hiking in Chile--www.thethreeyearexperiment.com
Mr. and Mrs. ThreeYear, very long ago, in Chile.

Two years later, we moved to the States. We moved to the fast and furious city of Atlanta, where Mr. ThreeYear, and then I, found jobs, and slowly, every-so-slowly, we began to adopt the Atlanta way of life. First, we bought a house. We had been renting a very nice, 1100-square-foot apartment that was 15 minutes away from Mr. ThreeYear’s job (it was literally two miles away from us, but you know, Atlanta traffic). It had tennis courts and a pool, and a low rent (we paid around $850 a month for a two-bedroom in the heart of the city), but we decided we should buy a house, instead. Continue reading “The Average Joe’s Ultimate Guide to Getting Out of Debt”

A Year of Good Food: Spending Less and Eating Well

It’s incredible to believe that we’ve completed one year of our Three Year Experiment! Our goal as a family is to double our net worth and become location independent within three years, or right as I turn 40. Our family currently lives in New Hampshire, which is a beautiful state, but far from both my and my husband’s families. And so cold! For someone who’s suffered from seasonal affective disorder (or SAD) for years, winters are really tough for me.

Year of Good Food--www.thethreeyearexperiment.com

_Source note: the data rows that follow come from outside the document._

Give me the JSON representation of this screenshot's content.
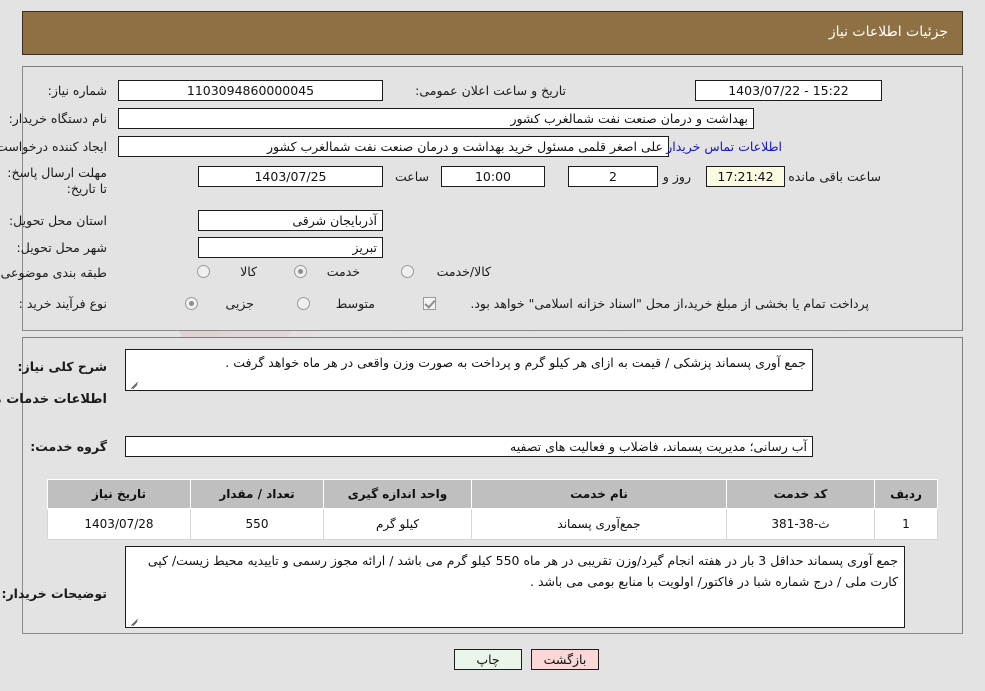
{
  "header": {
    "title": "جزئیات اطلاعات نیاز"
  },
  "top_form": {
    "need_number_label": "شماره نیاز:",
    "need_number_value": "1103094860000045",
    "public_announce_label": "تاریخ و ساعت اعلان عمومی:",
    "public_announce_value": "15:22 - 1403/07/22",
    "buyer_org_label": "نام دستگاه خریدار:",
    "buyer_org_value": "بهداشت و درمان صنعت نفت شمالغرب کشور",
    "creator_label": "ایجاد کننده درخواست:",
    "creator_value": "علی اصغر قلمی مسئول خرید بهداشت و درمان صنعت نفت شمالغرب کشور",
    "contact_link": "اطلاعات تماس خریدار",
    "deadline_label": "مهلت ارسال پاسخ: تا تاریخ:",
    "deadline_date": "1403/07/25",
    "hour_label": "ساعت",
    "deadline_time": "10:00",
    "days_value": "2",
    "days_label": "روز و",
    "countdown_value": "17:21:42",
    "remaining_label": "ساعت باقی مانده",
    "province_label": "استان محل تحویل:",
    "province_value": "آذربایجان شرقی",
    "city_label": "شهر محل تحویل:",
    "city_value": "تبریز",
    "category_label": "طبقه بندی موضوعی:",
    "category_options": [
      {
        "label": "کالا",
        "selected": false
      },
      {
        "label": "خدمت",
        "selected": true
      },
      {
        "label": "کالا/خدمت",
        "selected": false
      }
    ],
    "process_label": "نوع فرآیند خرید :",
    "process_options": [
      {
        "label": "جزیی",
        "selected": true
      },
      {
        "label": "متوسط",
        "selected": false
      }
    ],
    "treasury_checkbox_label": "پرداخت تمام یا بخشی از مبلغ خرید،از محل \"اسناد خزانه اسلامی\" خواهد بود.",
    "treasury_checked": true
  },
  "main": {
    "summary_label": "شرح کلی نیاز:",
    "summary_value": "جمع آوری پسماند پزشکی / قیمت به ازای هر کیلو گرم و پرداخت به صورت وزن واقعی در هر ماه خواهد گرفت .",
    "services_heading": "اطلاعات خدمات مورد نیاز",
    "service_group_label": "گروه خدمت:",
    "service_group_value": "آب رسانی؛ مدیریت پسماند، فاضلاب و فعالیت های تصفیه",
    "notes_label": "توضیحات خریدار:",
    "notes_value": "جمع آوری پسماند حداقل 3 بار در هفته انجام گیرد/وزن تقریبی در هر ماه 550 کیلو گرم می باشد / ارائه مجوز رسمی و تاییدیه محیط زیست/ کپی کارت ملی / درج شماره شبا در فاکتور/ اولویت با منابع بومی می باشد ."
  },
  "table": {
    "columns": [
      "ردیف",
      "کد خدمت",
      "نام خدمت",
      "واحد اندازه گیری",
      "تعداد / مقدار",
      "تاریخ نیاز"
    ],
    "rows": [
      {
        "row_no": "1",
        "service_code": "ث-38-381",
        "service_name": "جمع‌آوری پسماند",
        "unit": "کیلو گرم",
        "quantity": "550",
        "need_date": "1403/07/28"
      }
    ]
  },
  "footer": {
    "print_label": "چاپ",
    "back_label": "بازگشت"
  },
  "watermark": {
    "text": "AriaTender.net"
  },
  "colors": {
    "header_bar": "#8f7043",
    "page_bg": "#e3e3e3",
    "link": "#1414c8",
    "countdown_bg": "#fbfbe2",
    "table_header_bg": "#bfbfbf",
    "print_btn_bg": "#e9f6e9",
    "back_btn_bg": "#fbd8d8"
  }
}
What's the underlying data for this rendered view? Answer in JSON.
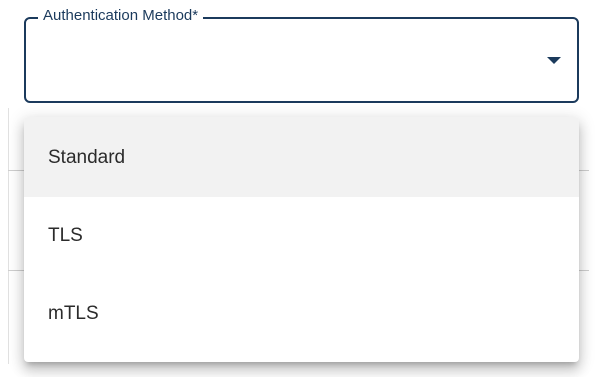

So, we sat down just over a year ago, and created the big, hairy, audacious goal of doubling our net worth in just three years, so we wouldn’t be as dependent on traditional jobs and therefore not as tied to one place. Our dream is to be able to split time between two continents, or perhaps move to an international country for several years, and travel extensively, as we love to do.

Further Reading:

Last year I dubbed “A Year of Good Habits.” Each month of the year, I focused on adopting one new habit to help us achieve our goal (I wrote about the results of that experiment here). I found that yes, making your bed each day does help you get better at financial stuff. Strange, but true. When you start the day with small accomplishments, you start to believe you’re someone who gets things done. You begin to trust yourself more. And that trust carries over into how you manage your money, how you spend, and how much you save. We were able to save up cash for several costly home repairs, completely pay off our apartment in Chile, and kill our last car loan. We increased our net worth by more than 32%, getting us really close to hitting 1/3 of our goal of doubling our net worth in Year One.

Since last year’s experiment was such a success, I thought this year needed its own theme, a new challenge. Mr. ThreeYear and I sat down and talked about the one thing that we could do to help us reach our goal more easily. Both of us decided that we could do better in food spending. In 2017, our average monthly spending was $966. We spent almost $12,000 in just groceries last year. While we live in an expensive part of the country for food, we feel that we waste a lot of food, and could do much better at our food spending. Continue reading “A Year of Good Food: Spending Less and Eating Well”

2017 Net Worth Update

At the beginning of 2017, our family of four started a three-year journey to double our net worth and become location independent. Doubling our net worth in just three years is our family’s big, hairy, audacious goal, and becoming location independent is a work in progress. We’ve still got to figure out where to move, what jobs we’ll have, how our kids will go to school, and lots of other decisions. We have many ideas that we’re working on, but we don’t have one clear decision made about what we’ll do at the end of 2019. But big, life-changing goals are like that sometimes. We muddle through and take each step on faith, hoping that we’ll eventually see the light at the end of the proverbial tunnel.

2017 Net Worth Update--www.thethreeyearexperiment.com

Already, we’ve seen amazing progress this year that we didn’t think we were capable of. I completed A Year of Good Habits, we paid for a new roof in cash, we saved and invested more money than we ever have, on top of that big expenditure, and thanks to a very robust stock market…. Continue reading “2017 Net Worth Update”